The corporate plaintiff, an association of homeowners, and several of its individual members owning property in proximity to defendant's proposed high-rise apartment building, were successful in obtaining from the trial judge, following a nonjury trial, a judgment enjoining construction of the apartment house on the ground that its design was in violation of the requirements of the local zoning ordinance adopted after an alleged building permit had been issued and after monies had been allegedly expended in reliance thereon. The judge in an oral opinion held that the proposed building did not conform to the ordinance, that no building permit had, in fact, been issued and that, in any event, defendant had not made expenditures and investments in reliance upon a valid building permit authorizing construction of the nonconforming building. Defendant appeals.
The operative facts are relatively free from dispute although the parties differ as to the conclusions to be drawn therefrom. On May 23, 1973 defendant builder entered into a contract to purchase property at 94-98 Boulevard, Passaic, New Jersey, as a site for an apartment building for $80,000.
Application to the local planning board for site plan approval, made on June 6, 1973, resulted in advice that the purchased lot did not fulfill the 30,000 square feet minimum lot size requirement, and "in order to avoid trouble" and "on the advice of the people of the Planning Commission and the powers in the City Hall," defendant on June 14, 1973 contracted to purchase adjacent property at 88 Boulevard for $50,000. According to defendant's brief, its application was tabled over the summer in order to carry the matter until a new board was constituted in September 1973.
In the meantime, on July 5, 1973, title to the property at 94-98 Boulevard was closed and on September 25, 1973 site plan approval for the proposed 12-story, 101-unit building was granted subject to proof that defendant owned the building at 88 Boulevard.
Defendant, however, encountered a snag when the contract seller of 88 Boulevard declined to go through with the deal. The ensuing suit for specific performance was, on July 24, 1974, settled by defendant agreeing to pay an additional $10,000 for the property, and defendant was thereby enabled to prove to the planning board ownership of that contiguous parcel of land in order to fulfill the minimum lot size requirement.
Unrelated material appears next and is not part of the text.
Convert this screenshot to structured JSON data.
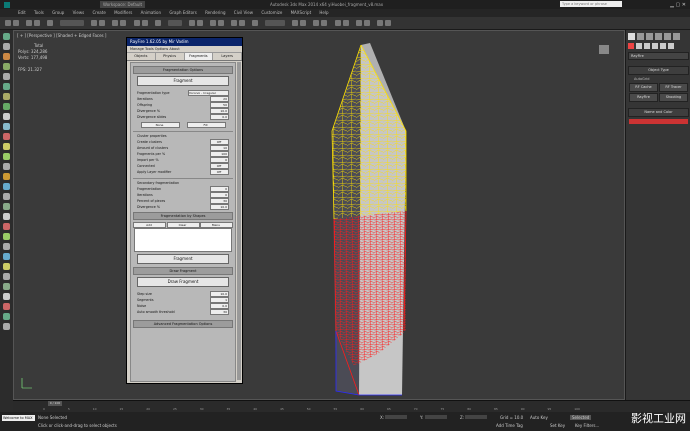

On the day following the settlement it applied for demolition and building permits. In evidence appears a "building permit" for foundation and excavation work and a demolition permit, both issued on July 29, 1975. On the demolition permit appears the handwritten notation, "demolition of one family dwelling and excavation and foundation for highrise condominium." The dwelling on 88 Boulevard has not been demolished and still stands. All buildings on 94-98 Boulevard had been demolished before purchase. The "building permit" did not allow for construction of the building, but merely for excavation and foundation work. The record is unclear what, if any, excavation work has been done.
Meanwhile, and before issuance of the above permits, a new zoning ordinance was adopted decreasing the permitted
density of use of the two lots; by its terms only 70 dwelling units, rather than the 101 units proposed, were permitted on the land. Unquestionably, defendant's proposed building did not comply with the new ordinance which was adopted before issuance of the permits but which became effective within weeks thereafter.
Although defendant admits nonconformity of the proposed building with the requirements of the new ordinance, it contended at trial that because of the issuance of the above described permits and its expenditures and actions in reliance on them and on the prior site plan approval, it acquired a vested right, akin to a nonconforming use, to erect the building despite the ordinance change.
As a preliminary matter, we dispose of defendant's contention that plaintiffs lacked standing to obtain injunctive relief, an issue not raised at the trial level, as being without merit. The individual plaintiffs are all neighboring property owners whose homes are directly across the street from defendant's proposed building, plaintiff Matule's home being only 75 or 80 feet from that property and plaintiffs Kuritsky only 125 feet away. Their concern that the proposed 101-unit apartment building would result in a population and traffic increase in the neighborhood, with the normal difficulties in parking and other incidents of increased density of use, constitutes sufficient special damages, distinct from and greater than that of the community as a whole, to provide them with standing to bring this action. Garrou v. Teaneck Tryon Co. , 11 N.J. 294, 300 (1953); Frizen v. Poppy , 17 N.J. Super. 390, 393 (Ch. Div. 1952); Yanow v. Seven Oaks Park, Inc. , 15 N.J. Super. 73, 80-81 (Ch. Div. 1951); Weber v. Pieretti , 72 N.J. Super. 184 (Ch. Div.), aff'd 77 N.J. Super. 423 (App. ...